Very cool! Thanks for posting your comparison. Attaching your graphic without the ad. =)
Thanks for making it a link :) I totally missed the option to do that.
From kdeLAF's homepage:
2006/04/17 : Adding slider widget.
One of the issues taken care of then! I'll have to try out the new build. Still waiting on the splitter and frames afaict.
Its great, but a developer don't care what tool he is using, it is the convenience that matter. Lesser time to market the better, development of good looking screens Good, but what about Enterprise Apps Development, Already people have rejected the idea of using multiple IDE for same project. Just remember java is a chosen platform for EAD.

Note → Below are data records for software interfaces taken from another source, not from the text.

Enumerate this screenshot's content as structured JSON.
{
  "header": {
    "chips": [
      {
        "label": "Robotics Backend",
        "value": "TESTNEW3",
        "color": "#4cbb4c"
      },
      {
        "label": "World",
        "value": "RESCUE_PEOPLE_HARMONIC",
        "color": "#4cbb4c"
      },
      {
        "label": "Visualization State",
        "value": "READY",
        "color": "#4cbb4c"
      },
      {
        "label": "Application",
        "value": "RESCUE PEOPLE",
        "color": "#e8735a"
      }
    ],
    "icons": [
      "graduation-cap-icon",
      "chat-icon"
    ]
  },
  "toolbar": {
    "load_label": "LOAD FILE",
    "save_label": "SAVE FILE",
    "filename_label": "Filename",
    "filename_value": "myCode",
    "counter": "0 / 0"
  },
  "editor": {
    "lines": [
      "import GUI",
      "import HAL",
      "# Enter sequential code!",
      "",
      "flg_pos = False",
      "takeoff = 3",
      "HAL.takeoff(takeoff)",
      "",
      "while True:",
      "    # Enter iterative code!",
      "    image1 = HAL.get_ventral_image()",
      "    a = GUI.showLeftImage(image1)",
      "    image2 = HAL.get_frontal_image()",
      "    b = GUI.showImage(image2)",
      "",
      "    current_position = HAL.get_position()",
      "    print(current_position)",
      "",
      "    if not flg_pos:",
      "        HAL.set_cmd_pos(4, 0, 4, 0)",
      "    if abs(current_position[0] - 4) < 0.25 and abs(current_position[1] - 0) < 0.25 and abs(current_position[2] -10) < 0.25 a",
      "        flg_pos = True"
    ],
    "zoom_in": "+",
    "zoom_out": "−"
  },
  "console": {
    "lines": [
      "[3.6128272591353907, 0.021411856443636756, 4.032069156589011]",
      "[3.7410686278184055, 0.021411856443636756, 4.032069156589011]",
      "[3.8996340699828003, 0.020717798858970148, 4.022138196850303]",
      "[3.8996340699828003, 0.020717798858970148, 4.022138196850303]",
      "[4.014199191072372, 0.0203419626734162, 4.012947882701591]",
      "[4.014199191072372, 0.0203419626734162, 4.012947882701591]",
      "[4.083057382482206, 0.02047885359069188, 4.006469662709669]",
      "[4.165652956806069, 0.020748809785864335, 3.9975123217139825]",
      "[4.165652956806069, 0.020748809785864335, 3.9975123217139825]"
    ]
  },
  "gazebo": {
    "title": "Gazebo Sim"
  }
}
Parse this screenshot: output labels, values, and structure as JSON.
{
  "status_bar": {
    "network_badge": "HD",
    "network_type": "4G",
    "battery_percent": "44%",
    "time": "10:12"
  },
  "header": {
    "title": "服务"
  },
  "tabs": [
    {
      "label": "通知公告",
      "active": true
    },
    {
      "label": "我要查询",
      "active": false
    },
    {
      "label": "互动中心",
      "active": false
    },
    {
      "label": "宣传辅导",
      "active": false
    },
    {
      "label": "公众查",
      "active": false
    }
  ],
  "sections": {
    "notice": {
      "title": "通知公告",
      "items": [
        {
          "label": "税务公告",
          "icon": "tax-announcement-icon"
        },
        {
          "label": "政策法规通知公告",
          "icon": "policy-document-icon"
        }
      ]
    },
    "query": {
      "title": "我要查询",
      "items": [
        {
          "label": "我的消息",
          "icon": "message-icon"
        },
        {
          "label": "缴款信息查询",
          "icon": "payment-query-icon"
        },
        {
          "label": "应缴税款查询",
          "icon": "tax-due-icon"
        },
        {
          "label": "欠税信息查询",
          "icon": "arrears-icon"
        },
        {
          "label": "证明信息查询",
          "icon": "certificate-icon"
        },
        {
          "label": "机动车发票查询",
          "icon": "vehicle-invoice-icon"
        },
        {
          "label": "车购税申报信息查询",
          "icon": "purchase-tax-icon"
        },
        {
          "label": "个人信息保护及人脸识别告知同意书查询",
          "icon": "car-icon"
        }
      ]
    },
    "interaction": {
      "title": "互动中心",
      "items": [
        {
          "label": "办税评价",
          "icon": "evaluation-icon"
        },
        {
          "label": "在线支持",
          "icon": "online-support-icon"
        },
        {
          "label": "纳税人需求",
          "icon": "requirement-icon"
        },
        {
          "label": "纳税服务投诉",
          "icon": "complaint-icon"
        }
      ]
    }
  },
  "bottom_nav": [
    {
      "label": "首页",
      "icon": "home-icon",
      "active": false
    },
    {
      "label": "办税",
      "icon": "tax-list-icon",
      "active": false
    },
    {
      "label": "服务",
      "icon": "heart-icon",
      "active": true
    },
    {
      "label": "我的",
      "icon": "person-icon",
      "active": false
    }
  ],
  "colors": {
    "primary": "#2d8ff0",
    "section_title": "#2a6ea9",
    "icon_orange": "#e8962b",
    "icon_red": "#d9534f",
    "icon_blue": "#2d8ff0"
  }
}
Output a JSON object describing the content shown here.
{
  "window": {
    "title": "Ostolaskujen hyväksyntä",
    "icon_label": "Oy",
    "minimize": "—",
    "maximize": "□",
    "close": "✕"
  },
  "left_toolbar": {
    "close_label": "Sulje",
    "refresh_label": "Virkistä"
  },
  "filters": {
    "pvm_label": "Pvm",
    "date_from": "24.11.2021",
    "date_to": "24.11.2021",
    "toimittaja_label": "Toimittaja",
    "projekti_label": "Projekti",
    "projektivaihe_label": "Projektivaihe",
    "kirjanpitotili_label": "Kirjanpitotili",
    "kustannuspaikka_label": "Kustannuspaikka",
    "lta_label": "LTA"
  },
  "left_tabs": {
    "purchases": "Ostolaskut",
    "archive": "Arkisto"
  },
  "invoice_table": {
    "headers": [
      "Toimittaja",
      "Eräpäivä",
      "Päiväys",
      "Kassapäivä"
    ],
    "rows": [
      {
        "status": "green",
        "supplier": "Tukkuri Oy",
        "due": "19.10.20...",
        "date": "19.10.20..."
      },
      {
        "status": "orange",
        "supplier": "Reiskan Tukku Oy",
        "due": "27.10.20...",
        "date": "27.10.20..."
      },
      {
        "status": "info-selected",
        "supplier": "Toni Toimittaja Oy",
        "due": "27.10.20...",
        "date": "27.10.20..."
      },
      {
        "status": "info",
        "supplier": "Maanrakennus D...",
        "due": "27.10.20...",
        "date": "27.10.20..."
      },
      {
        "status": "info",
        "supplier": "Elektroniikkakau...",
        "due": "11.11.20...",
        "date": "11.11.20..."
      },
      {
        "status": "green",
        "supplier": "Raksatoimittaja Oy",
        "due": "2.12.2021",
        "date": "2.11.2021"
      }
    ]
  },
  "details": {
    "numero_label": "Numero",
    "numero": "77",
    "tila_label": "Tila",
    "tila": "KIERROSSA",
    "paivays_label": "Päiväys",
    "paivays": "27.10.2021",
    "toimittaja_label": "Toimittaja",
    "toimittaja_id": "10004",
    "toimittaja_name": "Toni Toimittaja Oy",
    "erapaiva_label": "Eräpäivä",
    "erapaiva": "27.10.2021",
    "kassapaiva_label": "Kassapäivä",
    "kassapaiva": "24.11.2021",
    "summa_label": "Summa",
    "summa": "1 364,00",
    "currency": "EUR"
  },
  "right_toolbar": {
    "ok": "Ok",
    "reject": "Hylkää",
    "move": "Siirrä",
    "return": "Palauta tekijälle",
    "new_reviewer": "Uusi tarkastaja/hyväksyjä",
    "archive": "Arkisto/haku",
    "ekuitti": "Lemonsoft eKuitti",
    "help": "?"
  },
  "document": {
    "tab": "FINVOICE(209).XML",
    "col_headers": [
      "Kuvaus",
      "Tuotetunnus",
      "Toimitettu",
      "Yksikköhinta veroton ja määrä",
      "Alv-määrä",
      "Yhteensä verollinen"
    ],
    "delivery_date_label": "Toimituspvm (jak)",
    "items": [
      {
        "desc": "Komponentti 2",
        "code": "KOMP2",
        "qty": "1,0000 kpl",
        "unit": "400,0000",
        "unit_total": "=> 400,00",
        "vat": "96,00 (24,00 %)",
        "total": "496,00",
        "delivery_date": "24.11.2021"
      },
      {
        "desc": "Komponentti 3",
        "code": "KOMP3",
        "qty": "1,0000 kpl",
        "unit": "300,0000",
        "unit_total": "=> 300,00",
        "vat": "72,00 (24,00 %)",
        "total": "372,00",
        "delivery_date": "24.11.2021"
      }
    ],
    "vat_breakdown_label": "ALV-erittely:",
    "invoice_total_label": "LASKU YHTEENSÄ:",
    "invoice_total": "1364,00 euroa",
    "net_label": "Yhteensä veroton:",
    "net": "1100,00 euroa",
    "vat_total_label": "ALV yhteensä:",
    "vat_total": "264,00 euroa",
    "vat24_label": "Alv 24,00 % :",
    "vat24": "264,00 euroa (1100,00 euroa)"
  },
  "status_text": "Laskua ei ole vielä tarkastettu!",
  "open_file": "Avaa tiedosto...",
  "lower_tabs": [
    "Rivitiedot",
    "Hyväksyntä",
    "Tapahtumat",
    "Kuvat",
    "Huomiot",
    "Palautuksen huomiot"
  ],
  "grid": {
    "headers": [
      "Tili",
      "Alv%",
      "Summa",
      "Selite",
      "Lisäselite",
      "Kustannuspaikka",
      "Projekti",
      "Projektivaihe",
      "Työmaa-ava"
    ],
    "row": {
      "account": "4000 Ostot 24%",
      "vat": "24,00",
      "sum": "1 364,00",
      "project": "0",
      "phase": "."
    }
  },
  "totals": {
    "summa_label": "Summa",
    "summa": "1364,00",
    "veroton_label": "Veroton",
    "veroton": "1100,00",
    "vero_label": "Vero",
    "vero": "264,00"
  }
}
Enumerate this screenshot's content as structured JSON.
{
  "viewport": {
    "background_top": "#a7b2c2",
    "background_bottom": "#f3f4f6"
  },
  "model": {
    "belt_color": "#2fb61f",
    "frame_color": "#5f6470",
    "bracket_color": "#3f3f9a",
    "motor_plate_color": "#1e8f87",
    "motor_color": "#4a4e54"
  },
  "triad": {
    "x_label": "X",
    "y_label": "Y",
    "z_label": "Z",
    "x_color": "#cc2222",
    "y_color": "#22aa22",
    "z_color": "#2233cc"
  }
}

I've always felt that some people don't understand (not the developers of KDELandF, in particular... just developers in general) that making a GUI *look* similar isn't what the goal should be. IMHO, the overlooked, and yet keystone, component is complex datatype support in the clipboard.
No interface, in my opinion, has yet to match NeXTSTEP in terms of sophisticated clipboard support. You could drag any data, from any application, to any other. KDE is getting pretty close to NeXTSTEP's functionality, but I've never had any luck with non-trivial (plain text) copying of data dragging between KDE and Java apps -- say, Konqueror and GalleryRemote -- and this is why I almost never use Java GUI apps. Well, that and the VM being a memory hog.
The KdeLaf calls JToolbar.addImpl method sooner than other look and feels and as a result yesterday's build from http://www.netbeans.org used to fail with
I have fixed that
So if you want to try the KdeLaf with NetBeans get the latest sources or download tomorrow's daily build.